“Holding substantial securities in a trading book for an extended period obviously assumes the character of a proprietary position, particularly if not specifically hedged. Various arbitrage strategies, esoteric derivatives, and structured products will need particular attention, and to the extent that firms continue to engage in complex activities at the demand of customers, regulators may need complex tools to monitor them,” he continued.
The plaintive nature of the letter was touchingly naive. It prompted considerable ire rather than understanding from Wall Street.
“Paul Volcker, by his own admission, has said he doesn’t understand capital markets. Honestly, he has proven that to me,” the CEO of JPMorgan, Jamie Dimon fulminated.
He claimed that the reform risked disrupting legitimate market-making activity. Foreshadowing – but subverting – the argument made by Adrian Blundell-Wignall in Sydney, the JPMorgan executive argued that the proposed reform would not end the trading; it would merely send it overseas.
The debate is exceptionally revealing of the dynamics of financial regulation.
In total, over 14,479 submissions were submitted before the comment closing date. The vast majority took the form of individual variations of generic letters. These were coordinated by public advocacy groups, such as Americans for Financial Reform. The scale of the campaign reflects ongoing public anger. In certain cases, it went beyond understandable – if inchoate – rage at the behaviour of the banks.
“The Volcker Rule was woefully enfeebled by the addition of numerous loopholes and exceptions,” it argued. “We encourage the agencies to stand strong against the flood of deregulatory pressure that they have and will continue to face in connection with their implementation of the Volcker Rule.”
The submission highlights the fact that battles over the trajectory of regulatory reform take place in the implementation stage. It also demonstrates that the nature of the engagement is itself circumscribed by the initial terms of reference, in this case the proposed exemptions.
Wall Street is not taking any chances. Over 240 submissions were lodged. Rather than relying on industry associations, individual corporations filed multiple comment letters.
The volume of submissions makes it highly unlikely that the Volcker Rule can be implemented on schedule in July this year without the SEC and other agencies risking a judicial challenge that they had failed to undertake sufficient cost-benefit analysis.
The delay is problematic for two reasons.
Internationally, postponement limits the impetus on other jurisdictions to pursue structural change in the industry. Domestically, the delay feeds into and facilitates an enormous increase in the cost of the upcoming presidential election.
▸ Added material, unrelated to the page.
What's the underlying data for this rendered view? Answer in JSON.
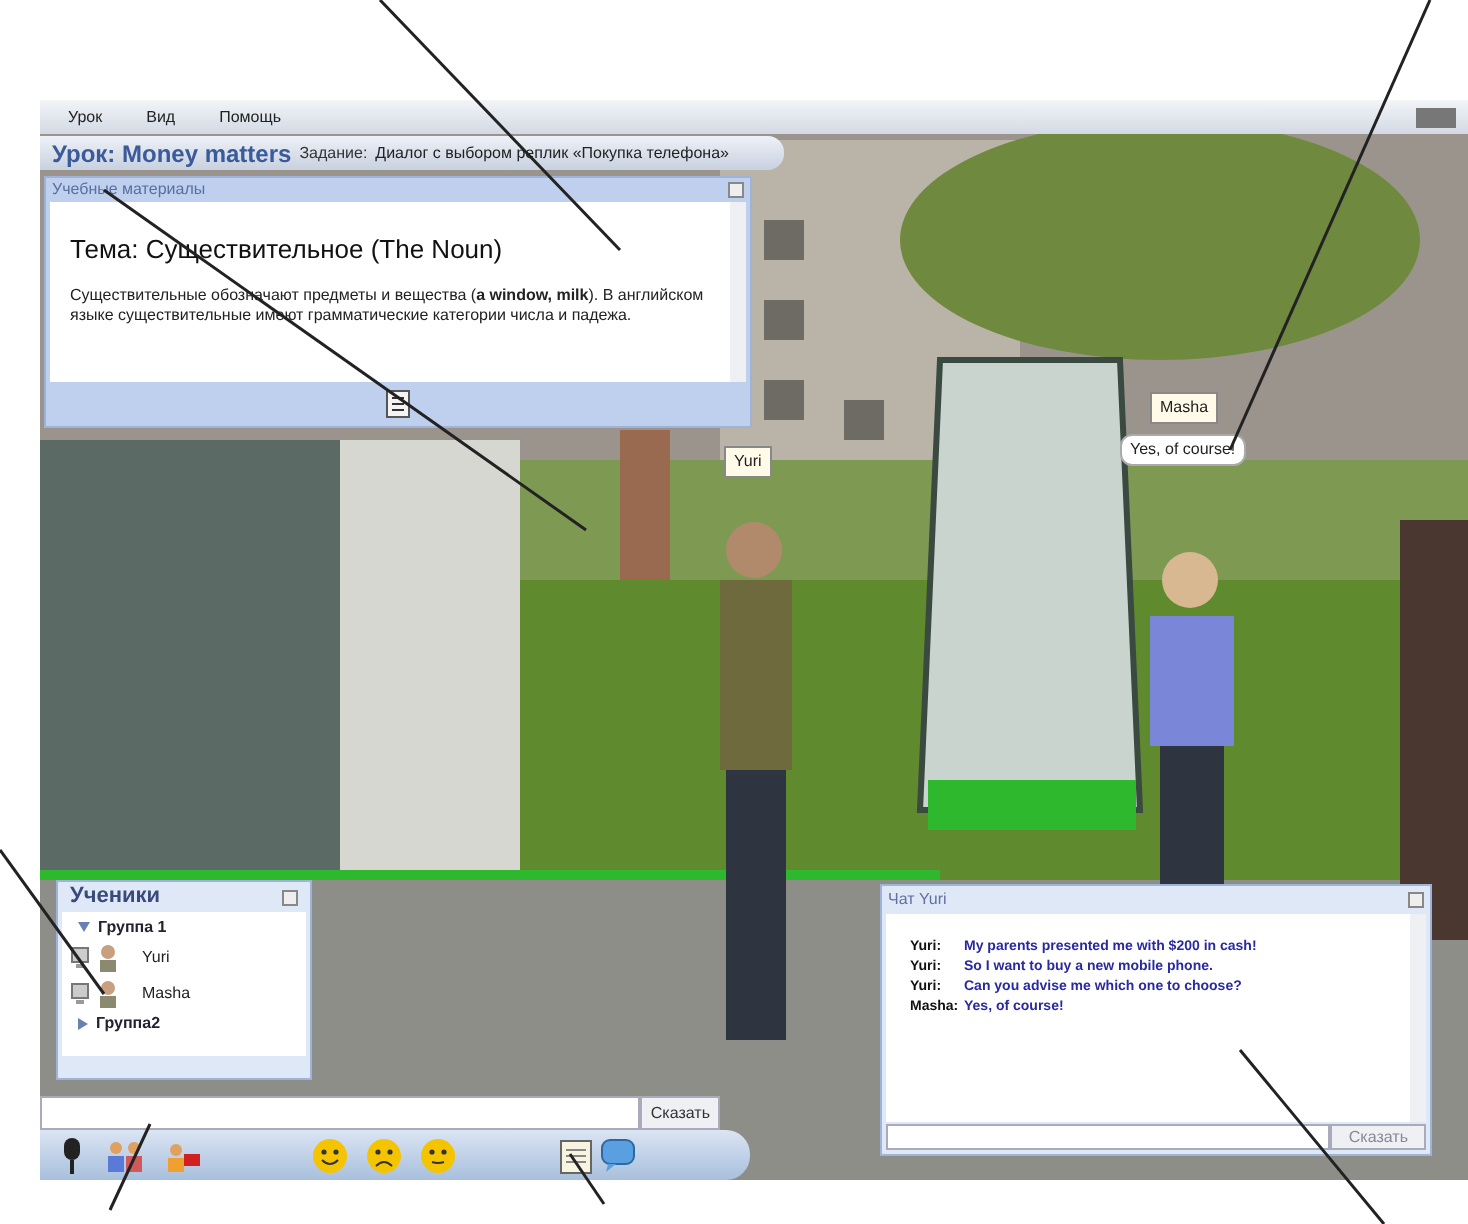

The main Republican contender, Mitt Romney, has already pledged to revoke the Dodd-Frank Act, which provides the legislative basis for the Volcker Rule.
The super PAC has raised over $30 million already and invested $7.7 million in the Florida primary alone. The emergence of the super PAC (President Obama’s re-election committee also avails of one) derives from a Supreme Court ruling in 2010. It held that corporations had an unlimited right to exercise free speech. More broadly, Goldman Sachs and Citigroup, as well as private equity giant Blackstone, are among the biggest corporate donors to the Romney campaign.
Two self-evident truths emerge from the confluence on national and international agendas.
First, the presidential election will become much more expensive. Second, internal domestic imperatives in the United States makes the Volcker Rule at this stage more an exercise in rhetoric than reality.
The starter’s pistol has gone off. Not to fire a warning shot, but to signal a return to the races.
Professor Justin O'Brien is Director of the Centre for Law, Markets and Regulation in UNSW's Faculty of Law.
This piece was published in The Conversation.